Interface dataset entries:
■ ■ ■ ■ ■

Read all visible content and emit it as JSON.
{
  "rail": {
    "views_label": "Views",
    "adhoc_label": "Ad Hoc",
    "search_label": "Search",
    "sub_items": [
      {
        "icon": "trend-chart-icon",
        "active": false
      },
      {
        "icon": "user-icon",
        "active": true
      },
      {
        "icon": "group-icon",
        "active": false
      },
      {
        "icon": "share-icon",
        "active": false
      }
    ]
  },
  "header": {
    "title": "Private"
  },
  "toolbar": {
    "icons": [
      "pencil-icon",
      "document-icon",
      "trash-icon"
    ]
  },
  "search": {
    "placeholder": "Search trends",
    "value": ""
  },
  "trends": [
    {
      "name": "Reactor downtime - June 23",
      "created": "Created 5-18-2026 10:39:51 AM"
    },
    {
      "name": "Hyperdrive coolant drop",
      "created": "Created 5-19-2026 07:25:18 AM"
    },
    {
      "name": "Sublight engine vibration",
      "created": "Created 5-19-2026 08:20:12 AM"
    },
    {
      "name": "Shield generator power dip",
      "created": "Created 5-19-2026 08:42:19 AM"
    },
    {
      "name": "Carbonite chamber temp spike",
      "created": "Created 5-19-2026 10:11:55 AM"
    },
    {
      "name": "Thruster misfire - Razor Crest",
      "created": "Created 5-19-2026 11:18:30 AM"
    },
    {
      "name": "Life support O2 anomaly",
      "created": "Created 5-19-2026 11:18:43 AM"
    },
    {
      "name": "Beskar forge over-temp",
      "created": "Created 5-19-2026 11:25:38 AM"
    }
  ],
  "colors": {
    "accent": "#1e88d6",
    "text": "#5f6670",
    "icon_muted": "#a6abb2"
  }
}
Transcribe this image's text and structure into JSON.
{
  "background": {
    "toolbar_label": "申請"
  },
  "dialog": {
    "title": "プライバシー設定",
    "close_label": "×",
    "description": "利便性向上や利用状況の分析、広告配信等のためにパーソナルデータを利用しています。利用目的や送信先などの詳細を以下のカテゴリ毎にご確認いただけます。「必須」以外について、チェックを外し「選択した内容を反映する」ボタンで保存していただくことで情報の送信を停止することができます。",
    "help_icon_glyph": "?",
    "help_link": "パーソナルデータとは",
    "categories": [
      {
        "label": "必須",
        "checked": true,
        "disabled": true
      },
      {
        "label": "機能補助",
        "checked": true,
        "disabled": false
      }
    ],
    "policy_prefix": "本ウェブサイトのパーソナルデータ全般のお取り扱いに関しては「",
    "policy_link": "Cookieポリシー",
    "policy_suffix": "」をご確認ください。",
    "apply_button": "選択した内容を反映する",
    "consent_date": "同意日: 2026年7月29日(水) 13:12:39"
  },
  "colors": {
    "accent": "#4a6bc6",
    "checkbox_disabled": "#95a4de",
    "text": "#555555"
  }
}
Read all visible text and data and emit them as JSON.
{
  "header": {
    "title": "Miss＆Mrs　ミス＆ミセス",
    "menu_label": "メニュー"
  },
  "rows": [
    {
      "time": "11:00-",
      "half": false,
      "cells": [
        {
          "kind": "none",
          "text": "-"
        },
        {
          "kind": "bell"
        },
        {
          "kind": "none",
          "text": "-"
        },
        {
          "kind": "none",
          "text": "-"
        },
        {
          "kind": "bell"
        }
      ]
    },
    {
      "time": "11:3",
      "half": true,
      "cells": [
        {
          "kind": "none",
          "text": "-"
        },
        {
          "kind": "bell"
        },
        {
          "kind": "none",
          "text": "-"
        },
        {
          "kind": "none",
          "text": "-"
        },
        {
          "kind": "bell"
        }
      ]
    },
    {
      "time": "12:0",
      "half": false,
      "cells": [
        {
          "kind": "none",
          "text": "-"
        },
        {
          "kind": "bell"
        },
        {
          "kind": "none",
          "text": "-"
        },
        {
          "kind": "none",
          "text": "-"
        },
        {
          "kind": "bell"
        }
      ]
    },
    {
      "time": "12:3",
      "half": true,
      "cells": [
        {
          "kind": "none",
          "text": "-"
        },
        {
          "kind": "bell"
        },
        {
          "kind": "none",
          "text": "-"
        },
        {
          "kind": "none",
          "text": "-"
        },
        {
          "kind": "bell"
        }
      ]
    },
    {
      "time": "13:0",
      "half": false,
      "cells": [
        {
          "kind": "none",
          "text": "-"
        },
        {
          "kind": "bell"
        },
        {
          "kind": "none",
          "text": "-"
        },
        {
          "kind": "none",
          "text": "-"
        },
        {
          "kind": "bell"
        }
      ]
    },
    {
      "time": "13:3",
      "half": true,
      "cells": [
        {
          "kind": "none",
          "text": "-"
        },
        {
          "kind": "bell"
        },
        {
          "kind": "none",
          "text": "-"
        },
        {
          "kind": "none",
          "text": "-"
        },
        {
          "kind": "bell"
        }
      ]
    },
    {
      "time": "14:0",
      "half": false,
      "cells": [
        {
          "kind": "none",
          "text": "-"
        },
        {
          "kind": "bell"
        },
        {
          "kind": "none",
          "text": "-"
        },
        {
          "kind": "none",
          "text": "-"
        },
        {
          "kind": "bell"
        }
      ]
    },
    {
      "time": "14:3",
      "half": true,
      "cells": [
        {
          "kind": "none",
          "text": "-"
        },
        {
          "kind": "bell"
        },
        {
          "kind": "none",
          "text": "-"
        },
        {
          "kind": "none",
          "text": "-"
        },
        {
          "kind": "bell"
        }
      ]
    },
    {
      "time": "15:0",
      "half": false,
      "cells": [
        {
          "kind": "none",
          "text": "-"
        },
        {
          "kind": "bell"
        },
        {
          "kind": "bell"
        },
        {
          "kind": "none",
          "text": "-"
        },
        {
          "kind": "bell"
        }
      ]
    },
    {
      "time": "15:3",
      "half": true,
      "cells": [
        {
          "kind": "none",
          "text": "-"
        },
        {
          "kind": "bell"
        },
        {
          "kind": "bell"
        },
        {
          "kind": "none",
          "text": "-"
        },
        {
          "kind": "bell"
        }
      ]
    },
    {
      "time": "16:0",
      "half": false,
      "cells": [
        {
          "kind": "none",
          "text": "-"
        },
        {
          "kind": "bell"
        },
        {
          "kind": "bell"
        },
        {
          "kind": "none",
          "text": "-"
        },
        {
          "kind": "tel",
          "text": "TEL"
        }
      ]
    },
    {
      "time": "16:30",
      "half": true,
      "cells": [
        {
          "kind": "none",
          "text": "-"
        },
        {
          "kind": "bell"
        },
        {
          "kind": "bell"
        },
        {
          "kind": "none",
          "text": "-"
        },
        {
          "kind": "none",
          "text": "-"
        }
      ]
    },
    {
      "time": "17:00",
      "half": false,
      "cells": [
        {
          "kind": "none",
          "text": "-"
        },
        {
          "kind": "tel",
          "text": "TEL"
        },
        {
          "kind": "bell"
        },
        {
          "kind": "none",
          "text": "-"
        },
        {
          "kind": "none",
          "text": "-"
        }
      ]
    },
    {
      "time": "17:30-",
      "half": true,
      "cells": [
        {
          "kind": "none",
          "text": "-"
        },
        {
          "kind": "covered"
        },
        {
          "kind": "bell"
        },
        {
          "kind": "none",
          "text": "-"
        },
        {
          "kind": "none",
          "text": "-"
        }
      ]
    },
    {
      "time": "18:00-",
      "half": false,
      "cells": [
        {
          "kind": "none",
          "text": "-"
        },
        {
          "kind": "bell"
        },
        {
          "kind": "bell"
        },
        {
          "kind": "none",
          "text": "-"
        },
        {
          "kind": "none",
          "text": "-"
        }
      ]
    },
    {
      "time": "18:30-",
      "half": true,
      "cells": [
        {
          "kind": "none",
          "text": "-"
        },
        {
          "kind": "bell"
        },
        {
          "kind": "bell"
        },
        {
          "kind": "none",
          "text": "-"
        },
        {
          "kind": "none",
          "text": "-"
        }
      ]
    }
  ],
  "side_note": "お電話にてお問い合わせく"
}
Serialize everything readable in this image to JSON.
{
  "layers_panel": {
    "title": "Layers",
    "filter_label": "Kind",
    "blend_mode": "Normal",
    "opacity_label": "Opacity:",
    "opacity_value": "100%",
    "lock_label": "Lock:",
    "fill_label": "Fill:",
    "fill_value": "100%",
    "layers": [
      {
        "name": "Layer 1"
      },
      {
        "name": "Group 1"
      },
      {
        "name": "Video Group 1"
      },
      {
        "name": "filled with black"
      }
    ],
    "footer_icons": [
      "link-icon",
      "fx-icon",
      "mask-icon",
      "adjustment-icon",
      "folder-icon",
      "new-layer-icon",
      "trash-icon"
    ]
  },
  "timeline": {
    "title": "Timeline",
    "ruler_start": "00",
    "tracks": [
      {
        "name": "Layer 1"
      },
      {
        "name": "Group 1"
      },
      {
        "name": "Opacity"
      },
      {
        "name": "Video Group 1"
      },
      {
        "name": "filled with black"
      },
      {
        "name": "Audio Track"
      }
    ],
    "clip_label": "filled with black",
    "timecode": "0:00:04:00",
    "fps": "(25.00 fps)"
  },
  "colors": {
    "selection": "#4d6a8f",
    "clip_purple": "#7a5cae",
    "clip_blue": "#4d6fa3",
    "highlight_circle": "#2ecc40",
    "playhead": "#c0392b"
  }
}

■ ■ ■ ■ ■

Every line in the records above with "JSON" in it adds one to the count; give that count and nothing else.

Your solution. 4